[How to complete this task]: A verbatim copy of all the data is required, minus any images.

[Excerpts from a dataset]
------------------------------------------------

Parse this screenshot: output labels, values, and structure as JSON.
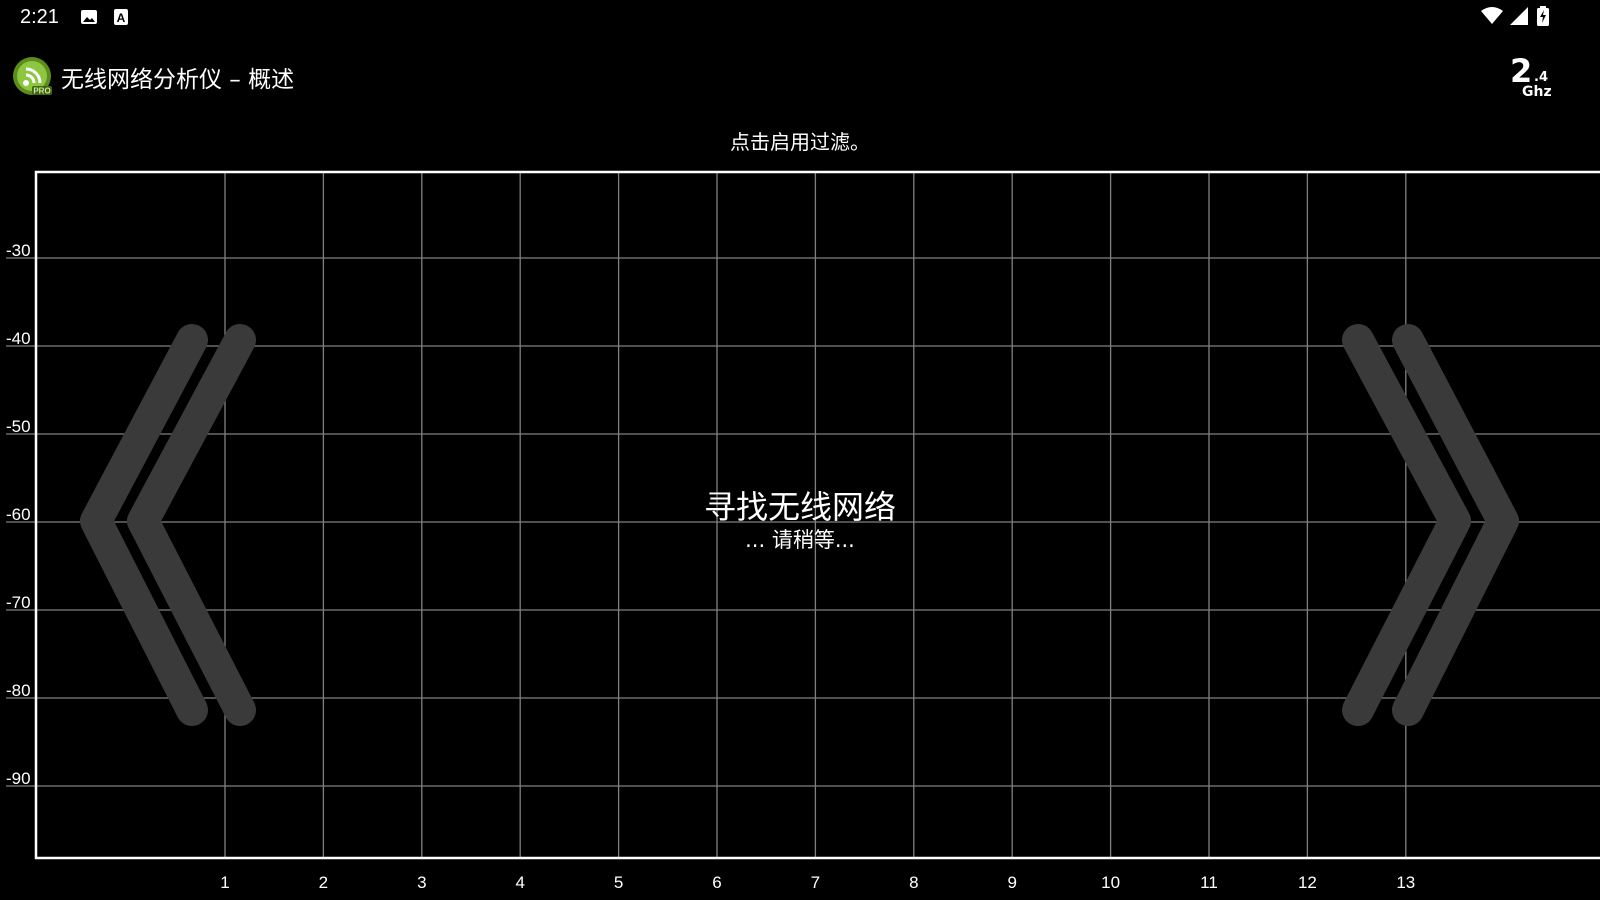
{
  "status_bar": {
    "time": "2:21",
    "icons": [
      "image-icon",
      "keyboard-a-icon",
      "wifi-icon",
      "cell-signal-icon",
      "battery-charging-icon"
    ]
  },
  "app_bar": {
    "title": "无线网络分析仪 – 概述",
    "logo": "wifi-analyzer-pro-logo",
    "band_main": "2",
    "band_fraction": ".4",
    "band_unit": "Ghz"
  },
  "filter_hint": "点击启用过滤。",
  "chart_data": {
    "type": "line",
    "y_ticks": [
      "-30",
      "-40",
      "-50",
      "-60",
      "-70",
      "-80",
      "-90"
    ],
    "x_ticks": [
      "1",
      "2",
      "3",
      "4",
      "5",
      "6",
      "7",
      "8",
      "9",
      "10",
      "11",
      "12",
      "13"
    ],
    "ylim": [
      -100,
      -20
    ],
    "xlim": [
      -1,
      15
    ],
    "grid": true,
    "series": []
  },
  "scan_status": {
    "title": "寻找无线网络",
    "subtitle": "... 请稍等..."
  },
  "nav": {
    "prev_icon": "double-chevron-left-icon",
    "next_icon": "double-chevron-right-icon"
  },
  "colors": {
    "background": "#000000",
    "grid": "#808080",
    "frame": "#ffffff",
    "chevron": "#3a3a3a",
    "logo_green": "#8dc63f"
  }
}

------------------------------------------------

[Result]:
Parse this screenshot: output labels, values, and structure as JSON.
{
  "status_bar": {
    "time": "2:21",
    "icons": [
      "image-icon",
      "keyboard-a-icon",
      "wifi-icon",
      "cell-signal-icon",
      "battery-charging-icon"
    ]
  },
  "app_bar": {
    "title": "无线网络分析仪 – 概述",
    "logo": "wifi-analyzer-pro-logo",
    "band_main": "2",
    "band_fraction": ".4",
    "band_unit": "Ghz"
  },
  "filter_hint": "点击启用过滤。",
  "chart_data": {
    "type": "line",
    "y_ticks": [
      "-30",
      "-40",
      "-50",
      "-60",
      "-70",
      "-80",
      "-90"
    ],
    "x_ticks": [
      "1",
      "2",
      "3",
      "4",
      "5",
      "6",
      "7",
      "8",
      "9",
      "10",
      "11",
      "12",
      "13"
    ],
    "ylim": [
      -100,
      -20
    ],
    "xlim": [
      -1,
      15
    ],
    "grid": true,
    "series": []
  },
  "scan_status": {
    "title": "寻找无线网络",
    "subtitle": "... 请稍等..."
  },
  "nav": {
    "prev_icon": "double-chevron-left-icon",
    "next_icon": "double-chevron-right-icon"
  },
  "colors": {
    "background": "#000000",
    "grid": "#808080",
    "frame": "#ffffff",
    "chevron": "#3a3a3a",
    "logo_green": "#8dc63f"
  }
}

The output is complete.